Your answer must be every line of the data that holds the string "this".

━━━ DATA FOR PROCESSING

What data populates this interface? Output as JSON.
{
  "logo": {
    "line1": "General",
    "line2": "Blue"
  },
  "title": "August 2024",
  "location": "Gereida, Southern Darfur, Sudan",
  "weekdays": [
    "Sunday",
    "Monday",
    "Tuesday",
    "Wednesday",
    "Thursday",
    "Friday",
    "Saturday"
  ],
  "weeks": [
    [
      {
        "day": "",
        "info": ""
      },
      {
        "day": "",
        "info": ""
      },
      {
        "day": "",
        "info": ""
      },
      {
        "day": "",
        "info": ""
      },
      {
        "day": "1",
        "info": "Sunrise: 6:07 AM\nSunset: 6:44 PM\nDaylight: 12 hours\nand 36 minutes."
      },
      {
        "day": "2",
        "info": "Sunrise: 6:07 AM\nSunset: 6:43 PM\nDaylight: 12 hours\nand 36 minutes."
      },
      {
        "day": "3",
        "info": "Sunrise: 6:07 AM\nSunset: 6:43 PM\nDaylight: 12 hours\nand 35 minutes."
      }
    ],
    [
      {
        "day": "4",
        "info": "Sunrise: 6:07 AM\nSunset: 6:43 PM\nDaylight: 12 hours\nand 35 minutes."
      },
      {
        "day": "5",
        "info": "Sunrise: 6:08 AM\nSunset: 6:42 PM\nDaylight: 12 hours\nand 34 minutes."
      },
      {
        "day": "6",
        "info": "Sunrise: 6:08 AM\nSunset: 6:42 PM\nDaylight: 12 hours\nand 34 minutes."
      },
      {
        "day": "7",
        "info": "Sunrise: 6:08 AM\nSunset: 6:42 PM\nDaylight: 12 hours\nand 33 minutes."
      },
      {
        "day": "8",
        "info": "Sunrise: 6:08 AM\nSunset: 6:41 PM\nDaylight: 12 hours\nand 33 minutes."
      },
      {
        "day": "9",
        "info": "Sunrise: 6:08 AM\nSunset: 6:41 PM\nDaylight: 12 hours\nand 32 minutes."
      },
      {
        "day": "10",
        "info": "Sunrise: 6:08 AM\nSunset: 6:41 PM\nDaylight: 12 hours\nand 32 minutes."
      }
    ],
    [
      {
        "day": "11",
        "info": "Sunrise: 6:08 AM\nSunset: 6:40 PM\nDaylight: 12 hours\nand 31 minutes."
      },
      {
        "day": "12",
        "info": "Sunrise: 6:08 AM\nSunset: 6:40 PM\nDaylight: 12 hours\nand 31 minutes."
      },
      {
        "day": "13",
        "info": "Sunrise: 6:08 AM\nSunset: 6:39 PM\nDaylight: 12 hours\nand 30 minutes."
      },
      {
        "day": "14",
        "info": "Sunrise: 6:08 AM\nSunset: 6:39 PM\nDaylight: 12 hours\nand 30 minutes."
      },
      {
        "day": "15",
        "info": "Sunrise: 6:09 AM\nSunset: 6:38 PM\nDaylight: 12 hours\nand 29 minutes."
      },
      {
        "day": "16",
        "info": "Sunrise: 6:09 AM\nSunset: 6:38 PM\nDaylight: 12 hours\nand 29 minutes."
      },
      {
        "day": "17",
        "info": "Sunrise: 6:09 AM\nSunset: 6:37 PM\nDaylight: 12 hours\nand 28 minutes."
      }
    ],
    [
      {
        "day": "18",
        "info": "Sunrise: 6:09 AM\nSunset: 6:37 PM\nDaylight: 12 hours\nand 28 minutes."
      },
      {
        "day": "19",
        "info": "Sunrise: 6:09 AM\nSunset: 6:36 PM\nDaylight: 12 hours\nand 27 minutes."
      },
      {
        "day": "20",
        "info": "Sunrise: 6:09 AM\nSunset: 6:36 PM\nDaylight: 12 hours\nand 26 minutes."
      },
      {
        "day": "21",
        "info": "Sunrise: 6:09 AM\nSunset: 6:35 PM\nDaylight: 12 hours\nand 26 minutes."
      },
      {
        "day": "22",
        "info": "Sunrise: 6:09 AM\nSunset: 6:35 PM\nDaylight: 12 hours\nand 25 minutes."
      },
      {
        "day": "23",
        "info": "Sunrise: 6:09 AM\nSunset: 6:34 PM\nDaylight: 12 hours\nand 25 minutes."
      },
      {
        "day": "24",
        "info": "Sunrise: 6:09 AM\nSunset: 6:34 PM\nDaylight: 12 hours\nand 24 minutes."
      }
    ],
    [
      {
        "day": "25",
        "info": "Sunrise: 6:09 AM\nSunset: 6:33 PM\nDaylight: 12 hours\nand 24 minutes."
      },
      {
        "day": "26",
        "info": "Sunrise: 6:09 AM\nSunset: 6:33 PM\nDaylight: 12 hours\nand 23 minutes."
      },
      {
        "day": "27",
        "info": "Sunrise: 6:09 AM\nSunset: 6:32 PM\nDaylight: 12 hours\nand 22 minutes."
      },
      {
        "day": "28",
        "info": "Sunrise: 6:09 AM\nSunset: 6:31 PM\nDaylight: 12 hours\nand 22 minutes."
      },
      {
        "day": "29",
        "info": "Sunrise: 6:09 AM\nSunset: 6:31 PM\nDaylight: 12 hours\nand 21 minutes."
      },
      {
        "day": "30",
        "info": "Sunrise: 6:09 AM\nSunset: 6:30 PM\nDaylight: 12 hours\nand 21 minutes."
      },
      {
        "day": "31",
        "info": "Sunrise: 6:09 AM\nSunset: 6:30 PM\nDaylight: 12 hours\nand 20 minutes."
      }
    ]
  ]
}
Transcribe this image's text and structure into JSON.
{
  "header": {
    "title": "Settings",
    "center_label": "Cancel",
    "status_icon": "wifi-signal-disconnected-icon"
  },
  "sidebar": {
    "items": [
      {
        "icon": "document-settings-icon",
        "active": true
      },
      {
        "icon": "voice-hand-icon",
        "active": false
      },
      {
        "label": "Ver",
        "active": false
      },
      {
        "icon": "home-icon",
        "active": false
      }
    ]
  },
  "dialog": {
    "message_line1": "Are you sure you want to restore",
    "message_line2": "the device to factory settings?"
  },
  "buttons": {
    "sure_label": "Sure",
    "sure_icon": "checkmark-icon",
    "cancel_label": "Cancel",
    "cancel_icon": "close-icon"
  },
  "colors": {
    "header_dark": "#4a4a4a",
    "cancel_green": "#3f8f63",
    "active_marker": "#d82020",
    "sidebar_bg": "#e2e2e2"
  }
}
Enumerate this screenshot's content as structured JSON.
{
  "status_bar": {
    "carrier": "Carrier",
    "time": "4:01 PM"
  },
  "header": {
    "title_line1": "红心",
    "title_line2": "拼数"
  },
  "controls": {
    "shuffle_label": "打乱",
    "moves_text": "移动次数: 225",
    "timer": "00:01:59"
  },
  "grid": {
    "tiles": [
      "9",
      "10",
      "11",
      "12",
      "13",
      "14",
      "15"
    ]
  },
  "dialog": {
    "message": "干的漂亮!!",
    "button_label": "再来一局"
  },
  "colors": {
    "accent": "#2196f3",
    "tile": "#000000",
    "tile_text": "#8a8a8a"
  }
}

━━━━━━

◆ **RESPONSE**:
What data populates this interface? Output as JSON.
Transcribe this image's text and structure into JSON.
Enumerate this screenshot's content as structured JSON.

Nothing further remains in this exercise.